• Dataset excerpts
☆ ☆ ☆ ☆
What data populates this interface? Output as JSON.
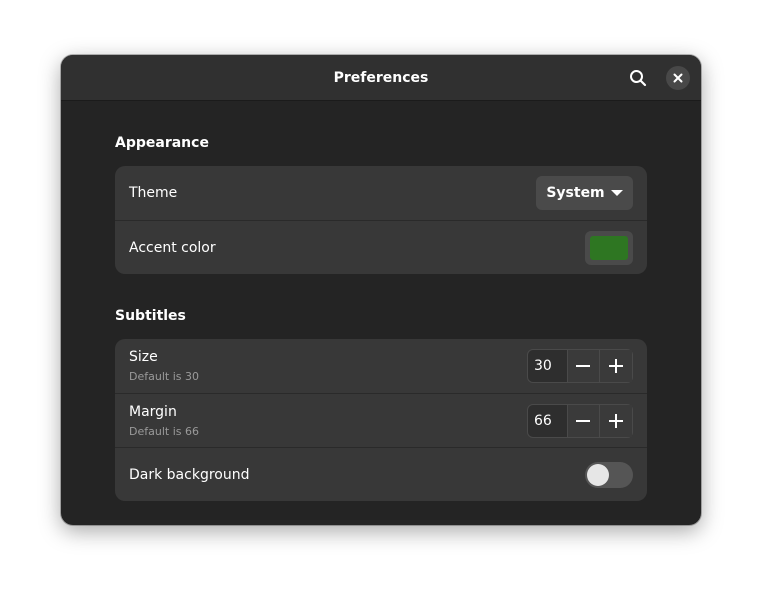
{
  "window": {
    "title": "Preferences"
  },
  "icons": {
    "search": "search-icon",
    "close": "close-icon",
    "caret": "pan-down-icon",
    "minus": "minus-icon",
    "plus": "plus-icon"
  },
  "appearance": {
    "heading": "Appearance",
    "theme": {
      "label": "Theme",
      "value": "System"
    },
    "accent": {
      "label": "Accent color",
      "color": "#2e7622"
    }
  },
  "subtitles": {
    "heading": "Subtitles",
    "size": {
      "label": "Size",
      "hint": "Default is 30",
      "value": "30"
    },
    "margin": {
      "label": "Margin",
      "hint": "Default is 66",
      "value": "66"
    },
    "dark_background": {
      "label": "Dark background",
      "enabled": false
    }
  }
}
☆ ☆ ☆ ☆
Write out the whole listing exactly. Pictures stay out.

• Answer to this exercise
What data populates this interface? Output as JSON.
{
  "window": {
    "title": "Preferences"
  },
  "icons": {
    "search": "search-icon",
    "close": "close-icon",
    "caret": "pan-down-icon",
    "minus": "minus-icon",
    "plus": "plus-icon"
  },
  "appearance": {
    "heading": "Appearance",
    "theme": {
      "label": "Theme",
      "value": "System"
    },
    "accent": {
      "label": "Accent color",
      "color": "#2e7622"
    }
  },
  "subtitles": {
    "heading": "Subtitles",
    "size": {
      "label": "Size",
      "hint": "Default is 30",
      "value": "30"
    },
    "margin": {
      "label": "Margin",
      "hint": "Default is 66",
      "value": "66"
    },
    "dark_background": {
      "label": "Dark background",
      "enabled": false
    }
  }
}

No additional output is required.